Segment Open

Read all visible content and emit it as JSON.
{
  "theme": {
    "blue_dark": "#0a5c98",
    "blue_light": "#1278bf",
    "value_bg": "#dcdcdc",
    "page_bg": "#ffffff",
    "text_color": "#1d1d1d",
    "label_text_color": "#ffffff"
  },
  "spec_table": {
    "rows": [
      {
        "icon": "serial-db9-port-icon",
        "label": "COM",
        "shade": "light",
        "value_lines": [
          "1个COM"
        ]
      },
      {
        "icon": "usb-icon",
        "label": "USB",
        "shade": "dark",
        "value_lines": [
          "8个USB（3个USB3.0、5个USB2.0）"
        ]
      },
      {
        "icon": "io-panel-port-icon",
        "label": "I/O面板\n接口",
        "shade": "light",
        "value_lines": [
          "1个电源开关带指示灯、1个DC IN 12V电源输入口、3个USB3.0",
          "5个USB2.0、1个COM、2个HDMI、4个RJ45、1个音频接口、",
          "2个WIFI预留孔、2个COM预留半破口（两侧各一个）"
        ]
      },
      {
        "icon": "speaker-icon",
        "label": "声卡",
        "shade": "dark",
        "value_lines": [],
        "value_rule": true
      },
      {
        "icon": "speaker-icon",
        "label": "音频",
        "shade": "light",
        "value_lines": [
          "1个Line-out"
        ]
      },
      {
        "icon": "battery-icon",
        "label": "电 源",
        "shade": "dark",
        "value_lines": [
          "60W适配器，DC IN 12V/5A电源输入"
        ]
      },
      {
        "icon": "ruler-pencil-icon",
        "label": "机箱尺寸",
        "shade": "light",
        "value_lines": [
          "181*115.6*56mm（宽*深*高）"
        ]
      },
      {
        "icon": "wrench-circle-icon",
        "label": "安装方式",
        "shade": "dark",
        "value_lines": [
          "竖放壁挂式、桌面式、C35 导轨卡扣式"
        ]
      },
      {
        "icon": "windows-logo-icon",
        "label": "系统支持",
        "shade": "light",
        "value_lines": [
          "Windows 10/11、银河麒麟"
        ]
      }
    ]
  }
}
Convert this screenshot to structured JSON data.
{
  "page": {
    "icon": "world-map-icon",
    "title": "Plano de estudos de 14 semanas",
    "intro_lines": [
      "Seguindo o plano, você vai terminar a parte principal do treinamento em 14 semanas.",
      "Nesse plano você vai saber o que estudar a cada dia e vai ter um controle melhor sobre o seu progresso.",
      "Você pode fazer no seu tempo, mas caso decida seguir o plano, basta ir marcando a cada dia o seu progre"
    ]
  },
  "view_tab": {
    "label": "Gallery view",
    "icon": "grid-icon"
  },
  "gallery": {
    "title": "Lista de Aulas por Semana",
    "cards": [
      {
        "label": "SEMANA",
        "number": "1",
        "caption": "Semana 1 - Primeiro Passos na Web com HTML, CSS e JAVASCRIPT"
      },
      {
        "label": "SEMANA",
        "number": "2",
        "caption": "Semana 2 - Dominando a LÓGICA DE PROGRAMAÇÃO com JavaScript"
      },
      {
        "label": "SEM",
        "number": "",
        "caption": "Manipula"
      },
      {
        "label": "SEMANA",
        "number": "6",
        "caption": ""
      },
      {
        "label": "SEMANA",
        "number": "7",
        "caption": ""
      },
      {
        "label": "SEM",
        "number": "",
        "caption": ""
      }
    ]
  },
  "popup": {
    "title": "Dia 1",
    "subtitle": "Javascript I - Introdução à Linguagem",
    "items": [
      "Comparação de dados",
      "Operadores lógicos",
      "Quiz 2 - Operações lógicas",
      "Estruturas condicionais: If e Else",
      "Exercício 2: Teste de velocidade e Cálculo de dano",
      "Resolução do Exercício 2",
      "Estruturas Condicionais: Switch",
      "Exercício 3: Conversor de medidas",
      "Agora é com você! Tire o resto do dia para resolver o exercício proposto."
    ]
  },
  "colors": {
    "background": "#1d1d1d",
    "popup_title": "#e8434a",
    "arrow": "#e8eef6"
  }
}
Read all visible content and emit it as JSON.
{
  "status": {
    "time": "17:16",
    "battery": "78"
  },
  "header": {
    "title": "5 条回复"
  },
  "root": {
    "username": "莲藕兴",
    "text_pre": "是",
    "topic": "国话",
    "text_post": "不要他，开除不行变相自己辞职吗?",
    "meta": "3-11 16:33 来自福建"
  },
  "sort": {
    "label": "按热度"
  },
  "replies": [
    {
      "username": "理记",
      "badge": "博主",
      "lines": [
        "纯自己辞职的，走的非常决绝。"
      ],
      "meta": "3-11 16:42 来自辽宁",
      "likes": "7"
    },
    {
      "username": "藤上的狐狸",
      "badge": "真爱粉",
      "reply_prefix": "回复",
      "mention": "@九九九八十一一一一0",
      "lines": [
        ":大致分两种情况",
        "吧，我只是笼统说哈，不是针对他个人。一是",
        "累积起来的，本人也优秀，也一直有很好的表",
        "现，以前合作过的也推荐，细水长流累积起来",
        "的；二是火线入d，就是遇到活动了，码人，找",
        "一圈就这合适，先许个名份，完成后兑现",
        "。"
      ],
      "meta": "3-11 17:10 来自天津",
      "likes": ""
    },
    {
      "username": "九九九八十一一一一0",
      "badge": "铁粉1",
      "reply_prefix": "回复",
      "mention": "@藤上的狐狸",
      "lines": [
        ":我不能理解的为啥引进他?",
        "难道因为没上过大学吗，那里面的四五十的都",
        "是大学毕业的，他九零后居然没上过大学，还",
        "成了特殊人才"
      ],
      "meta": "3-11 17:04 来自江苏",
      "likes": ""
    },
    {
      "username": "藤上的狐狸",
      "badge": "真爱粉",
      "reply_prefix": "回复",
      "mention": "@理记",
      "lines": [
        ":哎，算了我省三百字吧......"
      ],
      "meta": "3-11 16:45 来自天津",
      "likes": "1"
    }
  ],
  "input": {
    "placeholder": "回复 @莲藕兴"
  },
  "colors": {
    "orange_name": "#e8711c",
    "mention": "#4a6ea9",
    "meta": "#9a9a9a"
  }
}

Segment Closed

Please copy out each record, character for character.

→ Task response:
Read all visible content and emit it as JSON.
{
  "theme": {
    "blue_dark": "#0a5c98",
    "blue_light": "#1278bf",
    "value_bg": "#dcdcdc",
    "page_bg": "#ffffff",
    "text_color": "#1d1d1d",
    "label_text_color": "#ffffff"
  },
  "spec_table": {
    "rows": [
      {
        "icon": "serial-db9-port-icon",
        "label": "COM",
        "shade": "light",
        "value_lines": [
          "1个COM"
        ]
      },
      {
        "icon": "usb-icon",
        "label": "USB",
        "shade": "dark",
        "value_lines": [
          "8个USB（3个USB3.0、5个USB2.0）"
        ]
      },
      {
        "icon": "io-panel-port-icon",
        "label": "I/O面板\n接口",
        "shade": "light",
        "value_lines": [
          "1个电源开关带指示灯、1个DC IN 12V电源输入口、3个USB3.0",
          "5个USB2.0、1个COM、2个HDMI、4个RJ45、1个音频接口、",
          "2个WIFI预留孔、2个COM预留半破口（两侧各一个）"
        ]
      },
      {
        "icon": "speaker-icon",
        "label": "声卡",
        "shade": "dark",
        "value_lines": [],
        "value_rule": true
      },
      {
        "icon": "speaker-icon",
        "label": "音频",
        "shade": "light",
        "value_lines": [
          "1个Line-out"
        ]
      },
      {
        "icon": "battery-icon",
        "label": "电 源",
        "shade": "dark",
        "value_lines": [
          "60W适配器，DC IN 12V/5A电源输入"
        ]
      },
      {
        "icon": "ruler-pencil-icon",
        "label": "机箱尺寸",
        "shade": "light",
        "value_lines": [
          "181*115.6*56mm（宽*深*高）"
        ]
      },
      {
        "icon": "wrench-circle-icon",
        "label": "安装方式",
        "shade": "dark",
        "value_lines": [
          "竖放壁挂式、桌面式、C35 导轨卡扣式"
        ]
      },
      {
        "icon": "windows-logo-icon",
        "label": "系统支持",
        "shade": "light",
        "value_lines": [
          "Windows 10/11、银河麒麟"
        ]
      }
    ]
  }
}
Convert this screenshot to structured JSON data.
{
  "page": {
    "icon": "world-map-icon",
    "title": "Plano de estudos de 14 semanas",
    "intro_lines": [
      "Seguindo o plano, você vai terminar a parte principal do treinamento em 14 semanas.",
      "Nesse plano você vai saber o que estudar a cada dia e vai ter um controle melhor sobre o seu progresso.",
      "Você pode fazer no seu tempo, mas caso decida seguir o plano, basta ir marcando a cada dia o seu progre"
    ]
  },
  "view_tab": {
    "label": "Gallery view",
    "icon": "grid-icon"
  },
  "gallery": {
    "title": "Lista de Aulas por Semana",
    "cards": [
      {
        "label": "SEMANA",
        "number": "1",
        "caption": "Semana 1 - Primeiro Passos na Web com HTML, CSS e JAVASCRIPT"
      },
      {
        "label": "SEMANA",
        "number": "2",
        "caption": "Semana 2 - Dominando a LÓGICA DE PROGRAMAÇÃO com JavaScript"
      },
      {
        "label": "SEM",
        "number": "",
        "caption": "Manipula"
      },
      {
        "label": "SEMANA",
        "number": "6",
        "caption": ""
      },
      {
        "label": "SEMANA",
        "number": "7",
        "caption": ""
      },
      {
        "label": "SEM",
        "number": "",
        "caption": ""
      }
    ]
  },
  "popup": {
    "title": "Dia 1",
    "subtitle": "Javascript I - Introdução à Linguagem",
    "items": [
      "Comparação de dados",
      "Operadores lógicos",
      "Quiz 2 - Operações lógicas",
      "Estruturas condicionais: If e Else",
      "Exercício 2: Teste de velocidade e Cálculo de dano",
      "Resolução do Exercício 2",
      "Estruturas Condicionais: Switch",
      "Exercício 3: Conversor de medidas",
      "Agora é com você! Tire o resto do dia para resolver o exercício proposto."
    ]
  },
  "colors": {
    "background": "#1d1d1d",
    "popup_title": "#e8434a",
    "arrow": "#e8eef6"
  }
}
Read all visible content and emit it as JSON.
{
  "status": {
    "time": "17:16",
    "battery": "78"
  },
  "header": {
    "title": "5 条回复"
  },
  "root": {
    "username": "莲藕兴",
    "text_pre": "是",
    "topic": "国话",
    "text_post": "不要他，开除不行变相自己辞职吗?",
    "meta": "3-11 16:33 来自福建"
  },
  "sort": {
    "label": "按热度"
  },
  "replies": [
    {
      "username": "理记",
      "badge": "博主",
      "lines": [
        "纯自己辞职的，走的非常决绝。"
      ],
      "meta": "3-11 16:42 来自辽宁",
      "likes": "7"
    },
    {
      "username": "藤上的狐狸",
      "badge": "真爱粉",
      "reply_prefix": "回复",
      "mention": "@九九九八十一一一一0",
      "lines": [
        ":大致分两种情况",
        "吧，我只是笼统说哈，不是针对他个人。一是",
        "累积起来的，本人也优秀，也一直有很好的表",
        "现，以前合作过的也推荐，细水长流累积起来",
        "的；二是火线入d，就是遇到活动了，码人，找",
        "一圈就这合适，先许个名份，完成后兑现",
        "。"
      ],
      "meta": "3-11 17:10 来自天津",
      "likes": ""
    },
    {
      "username": "九九九八十一一一一0",
      "badge": "铁粉1",
      "reply_prefix": "回复",
      "mention": "@藤上的狐狸",
      "lines": [
        ":我不能理解的为啥引进他?",
        "难道因为没上过大学吗，那里面的四五十的都",
        "是大学毕业的，他九零后居然没上过大学，还",
        "成了特殊人才"
      ],
      "meta": "3-11 17:04 来自江苏",
      "likes": ""
    },
    {
      "username": "藤上的狐狸",
      "badge": "真爱粉",
      "reply_prefix": "回复",
      "mention": "@理记",
      "lines": [
        ":哎，算了我省三百字吧......"
      ],
      "meta": "3-11 16:45 来自天津",
      "likes": "1"
    }
  ],
  "input": {
    "placeholder": "回复 @莲藕兴"
  },
  "colors": {
    "orange_name": "#e8711c",
    "mention": "#4a6ea9",
    "meta": "#9a9a9a"
  }
}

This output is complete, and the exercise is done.